- [HOW TO COMPLETE THIS TASK]: If a line in the data has the string "Configuration", please show it.

- [GIVEN RECORDS]:

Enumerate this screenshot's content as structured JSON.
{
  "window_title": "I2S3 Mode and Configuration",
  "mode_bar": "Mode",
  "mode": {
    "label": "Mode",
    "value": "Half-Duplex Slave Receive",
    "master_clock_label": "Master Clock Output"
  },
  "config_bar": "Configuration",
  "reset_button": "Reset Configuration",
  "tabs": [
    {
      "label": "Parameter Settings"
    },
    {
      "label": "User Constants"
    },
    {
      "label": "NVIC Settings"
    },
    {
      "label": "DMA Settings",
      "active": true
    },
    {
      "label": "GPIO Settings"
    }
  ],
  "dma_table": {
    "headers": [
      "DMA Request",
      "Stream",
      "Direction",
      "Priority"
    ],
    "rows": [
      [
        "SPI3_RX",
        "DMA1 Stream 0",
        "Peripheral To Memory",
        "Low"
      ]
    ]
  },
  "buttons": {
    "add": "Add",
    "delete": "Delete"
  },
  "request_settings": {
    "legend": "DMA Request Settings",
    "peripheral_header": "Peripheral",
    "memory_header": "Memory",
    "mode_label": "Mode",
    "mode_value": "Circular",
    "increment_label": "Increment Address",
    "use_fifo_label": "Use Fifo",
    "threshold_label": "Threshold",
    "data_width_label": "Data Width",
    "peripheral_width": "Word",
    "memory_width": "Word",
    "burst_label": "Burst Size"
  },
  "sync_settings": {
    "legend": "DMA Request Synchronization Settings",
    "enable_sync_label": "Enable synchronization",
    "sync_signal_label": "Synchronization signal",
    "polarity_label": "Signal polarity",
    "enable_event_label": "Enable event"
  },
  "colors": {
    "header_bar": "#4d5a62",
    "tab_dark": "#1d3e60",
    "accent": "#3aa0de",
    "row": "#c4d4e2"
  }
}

- [TASK OUTPUT]:
  "window_title": "I2S3 Mode and Configuration",
  "config_bar": "Configuration",
  "reset_button": "Reset Configuration",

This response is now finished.